WISCONSIN — A new study from the University of Wisconsin School of Medicine and Public Health showed that many pitfalls of social media use for teens could potentially be avoided thanks to a conversation with one's doctor.

"One of the motivations for doing this study is we'd heard from pediatricians was that this was an area where they needed additional training," said Dr. Megan Moreno, an adolescent health expert with UW Health Kids. "They needed some additional information to know how to do this counseling and how to fit it into a really busy clinical visit."

Moreno, who also serves as head of the Social Media and Adolescent Health Research Team, said that one lone conversation can make a big difference in a teen's social media use, and it can lead to additional conversations about it with one's parents or other adults.
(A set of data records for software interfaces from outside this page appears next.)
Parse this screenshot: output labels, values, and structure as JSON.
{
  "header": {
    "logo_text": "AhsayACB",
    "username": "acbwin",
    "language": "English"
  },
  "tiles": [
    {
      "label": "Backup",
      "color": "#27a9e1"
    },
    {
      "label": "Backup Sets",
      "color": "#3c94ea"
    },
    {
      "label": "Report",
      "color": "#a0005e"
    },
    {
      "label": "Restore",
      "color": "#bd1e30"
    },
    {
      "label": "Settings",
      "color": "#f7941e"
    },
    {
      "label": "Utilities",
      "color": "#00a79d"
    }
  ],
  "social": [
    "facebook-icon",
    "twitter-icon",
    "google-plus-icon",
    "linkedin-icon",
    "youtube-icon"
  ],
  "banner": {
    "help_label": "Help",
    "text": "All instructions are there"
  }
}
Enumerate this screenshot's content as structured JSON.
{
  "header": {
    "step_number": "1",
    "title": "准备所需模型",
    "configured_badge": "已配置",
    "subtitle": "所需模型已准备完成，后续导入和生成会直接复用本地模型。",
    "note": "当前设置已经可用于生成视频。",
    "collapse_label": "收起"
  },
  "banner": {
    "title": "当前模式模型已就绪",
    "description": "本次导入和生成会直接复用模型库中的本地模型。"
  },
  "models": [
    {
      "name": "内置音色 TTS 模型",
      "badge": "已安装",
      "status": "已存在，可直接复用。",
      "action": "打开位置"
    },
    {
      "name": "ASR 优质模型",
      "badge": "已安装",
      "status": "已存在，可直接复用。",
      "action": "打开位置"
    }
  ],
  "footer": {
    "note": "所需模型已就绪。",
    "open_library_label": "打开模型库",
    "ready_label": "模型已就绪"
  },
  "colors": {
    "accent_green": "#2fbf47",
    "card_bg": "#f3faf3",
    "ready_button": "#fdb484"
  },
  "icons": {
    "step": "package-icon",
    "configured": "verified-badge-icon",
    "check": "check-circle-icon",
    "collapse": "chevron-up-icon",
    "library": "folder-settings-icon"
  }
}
"We did find that teens who were in that intervention group, who received the counseling from their pediatrician remembered that counseling six to nine months later," Moreno said. "And that they were more likely to put safety and privacy settings on their profile, and that they were more likely to have follow-up conversations with their parents."

Watch the full interview above.